With the Internet playing an increasing role in the way we both play and consume digital entertainment, it's time the gaming industry dragged itself out of the 20th century and made it easier, and cheaper, for legitimate gamers to get their hands on the latest titles.

If we ruled the world, we would make the first ten per cent of every game released available for free on the Internet. No cut-down demos... no unfinished products or hobbled on-line game-play. If the game has 100 levels, for instance, you give ten of them away for free. Using the tried-and-tested heroin model, you give everyone a free taste, and hook them in with quality products.
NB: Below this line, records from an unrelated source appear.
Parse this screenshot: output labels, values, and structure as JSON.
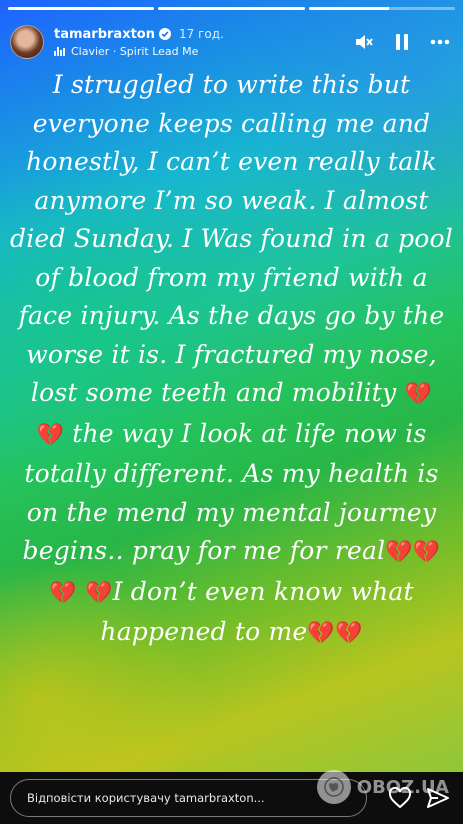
{
  "progress": [
    {
      "fill": 1.0
    },
    {
      "fill": 1.0
    },
    {
      "fill": 0.55
    }
  ],
  "header": {
    "username": "tamarbraxton",
    "time": "17 год.",
    "music": "Clavier · Spirit Lead Me",
    "icons": [
      "mute-icon",
      "pause-icon",
      "more-icon"
    ]
  },
  "story": {
    "p1": "I struggled to write this but everyone keeps calling me and honestly, I can’t even really talk anymore I’m so weak. I almost died Sunday. I Was found in a pool of blood from my friend with a face injury. As the days go by the worse it is. I fractured my nose, lost some teeth and mobility ",
    "p2": " the way I look at life now is totally different. As my health is on the mend my mental journey begins.. pray for me for real",
    "p3": "I  don’t even know what happened to me",
    "emoji": "💔"
  },
  "footer": {
    "reply_placeholder": "Відповісти користувачу tamarbraxton...",
    "icons": [
      "heart-icon",
      "send-icon"
    ]
  },
  "watermark": {
    "text": "OBOZ.UA"
  },
  "colors": {
    "gradient_top": "#1e63ff",
    "gradient_mid": "#25c25b",
    "gradient_bottom": "#b8c51f",
    "heart": "#e0152f"
  }
}
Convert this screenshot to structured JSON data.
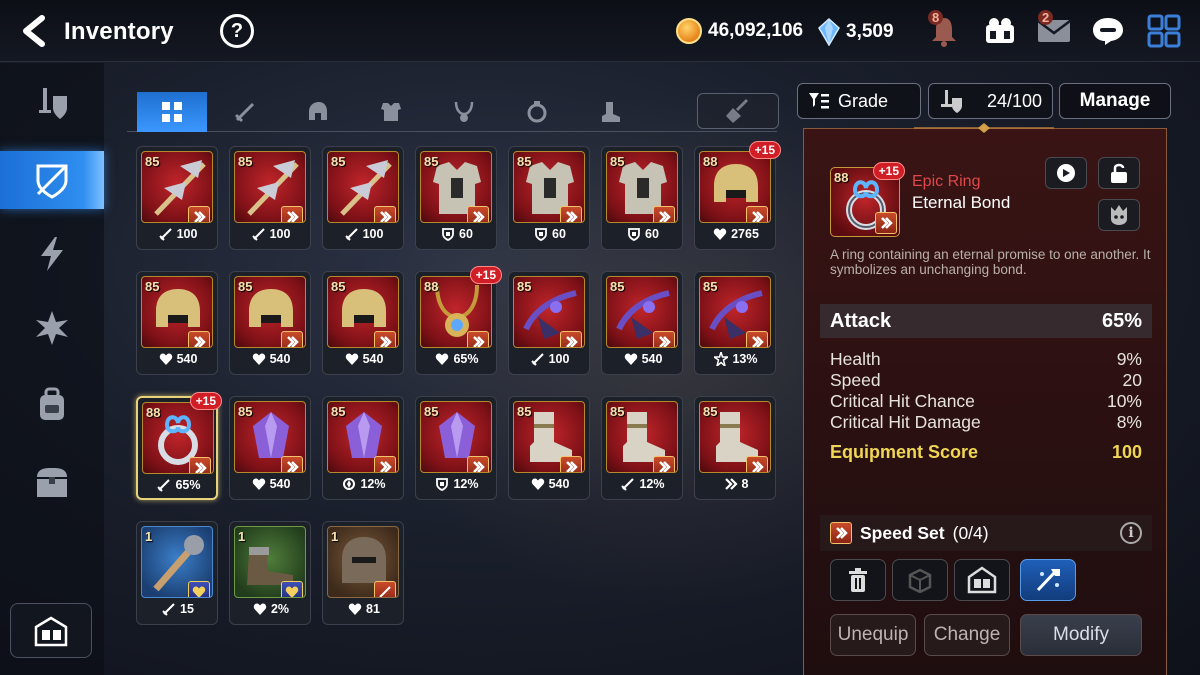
{
  "header": {
    "title": "Inventory",
    "help_label": "?",
    "gold": "46,092,106",
    "crystals": "3,509",
    "notifications_count": "8",
    "mail_count": "2"
  },
  "sidebar": {
    "items": [
      {
        "name": "equipment-tab"
      },
      {
        "name": "gear-tab",
        "active": true
      },
      {
        "name": "artifact-tab"
      },
      {
        "name": "catalyst-tab"
      },
      {
        "name": "materials-tab"
      },
      {
        "name": "chest-tab"
      }
    ]
  },
  "tabs": [
    "all",
    "weapon",
    "helmet",
    "armor",
    "necklace",
    "ring",
    "boots"
  ],
  "controls": {
    "sort_label": "Grade",
    "capacity": "24/100",
    "manage_label": "Manage"
  },
  "items": [
    {
      "level": "85",
      "stat": "100",
      "stat_icon": "attack"
    },
    {
      "level": "85",
      "stat": "100",
      "stat_icon": "attack"
    },
    {
      "level": "85",
      "stat": "100",
      "stat_icon": "attack"
    },
    {
      "level": "85",
      "stat": "60",
      "stat_icon": "defense"
    },
    {
      "level": "85",
      "stat": "60",
      "stat_icon": "defense"
    },
    {
      "level": "85",
      "stat": "60",
      "stat_icon": "defense"
    },
    {
      "level": "88",
      "stat": "2765",
      "stat_icon": "health",
      "enhance": "+15"
    },
    {
      "level": "85",
      "stat": "540",
      "stat_icon": "health"
    },
    {
      "level": "85",
      "stat": "540",
      "stat_icon": "health"
    },
    {
      "level": "85",
      "stat": "540",
      "stat_icon": "health"
    },
    {
      "level": "88",
      "stat": "65%",
      "stat_icon": "health",
      "enhance": "+15"
    },
    {
      "level": "85",
      "stat": "100",
      "stat_icon": "attack"
    },
    {
      "level": "85",
      "stat": "540",
      "stat_icon": "health"
    },
    {
      "level": "85",
      "stat": "13%",
      "stat_icon": "crit"
    },
    {
      "level": "88",
      "stat": "65%",
      "stat_icon": "attack",
      "enhance": "+15",
      "selected": true
    },
    {
      "level": "85",
      "stat": "540",
      "stat_icon": "health"
    },
    {
      "level": "85",
      "stat": "12%",
      "stat_icon": "effect"
    },
    {
      "level": "85",
      "stat": "12%",
      "stat_icon": "defense"
    },
    {
      "level": "85",
      "stat": "540",
      "stat_icon": "health"
    },
    {
      "level": "85",
      "stat": "12%",
      "stat_icon": "attack"
    },
    {
      "level": "85",
      "stat": "8",
      "stat_icon": "speed"
    },
    {
      "level": "1",
      "stat": "15",
      "stat_icon": "attack"
    },
    {
      "level": "1",
      "stat": "2%",
      "stat_icon": "health"
    },
    {
      "level": "1",
      "stat": "81",
      "stat_icon": "health"
    }
  ],
  "detail": {
    "level": "88",
    "enhance": "+15",
    "rarity": "Epic Ring",
    "name": "Eternal Bond",
    "description": "A ring containing an eternal promise to one another. It symbolizes an unchanging bond.",
    "main_stat": {
      "label": "Attack",
      "value": "65%"
    },
    "sub_stats": [
      {
        "label": "Health",
        "value": "9%"
      },
      {
        "label": "Speed",
        "value": "20"
      },
      {
        "label": "Critical Hit Chance",
        "value": "10%"
      },
      {
        "label": "Critical Hit Damage",
        "value": "8%"
      }
    ],
    "score": {
      "label": "Equipment Score",
      "value": "100"
    },
    "set": {
      "label": "Speed Set",
      "progress": "(0/4)"
    },
    "buttons": {
      "unequip": "Unequip",
      "change": "Change",
      "modify": "Modify"
    }
  },
  "colors": {
    "accent_blue": "#2f8ef0",
    "rarity_epic": "#e0474a",
    "score_gold": "#f0d655",
    "enhance_red": "#d11d26"
  }
}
We reckon the level of piracy would drop through the floor almost immediately as the vast majority of downloaders only play a pirated game for a day or two before consigning most titles to the trashcan.

This would also weed out those games industry charlatans - who spend millions on marketing and movie tie-ins, and fourpence on game development - preventing them from delivering titles which your average four-year-old would find a bit disappointing and forcing you to pay £45 up front for them.

Online multiplayer gaming and digital content delivery, whether that be in the form of the original game, or additional paid-for game levels and add-ons, are the way forward for the apparently beleaguered UK games industry.

The days when shoddy games could be hidden behind the glossy sheen of fancy marketing are over, and the sooner the games industry realises it the better.

Organisations like UKIE also have to realise that the world is changing rapidly. People don't want to have to wait until they have the time to head to down to their local game store to buy the latest game, or to sit expectantly by the letter box waiting for the postman to arrive.

Today's gaming generation wants it now and it wants it cheap... if not free. Expecting people to pay £45 for an individual game they haven't seen or tested quite simply isn't a sustainable model in today's economic climate.

Giving people a free, undiluted introduction to an utterly immersive game, and then flogging them the next three instalments at ten or fifteen quid a pop, will not only put paid to much of the piracy, it will create more jobs and generate more revenue spread out over years rather than months.

Commerce in any form is a two-way street and keeping your customers satisfied is paramount for any business. Shelves groaning with hastily-traded-in titles in every game store are a damning testament to the lack of longevity in the vast majority of today's game titles, and until the games industry stops ripping off its punters, the rising tide of piracy will continue.

Only those companies which keep their heads above the water by moving with the times will survive, and they will only do that by giving their customers, rather than their shareholders, what they want.

And to those dinosaurs who continue to spend millions on the kind of infuriating DRM which punishes legitimate gamers and does little to deter increasingly sophisticated pirates, at the same time as banging on about lost revenues... good riddance. You won't be missed. monitors all leading technology stories and rounds them up to help you save time hunting them down.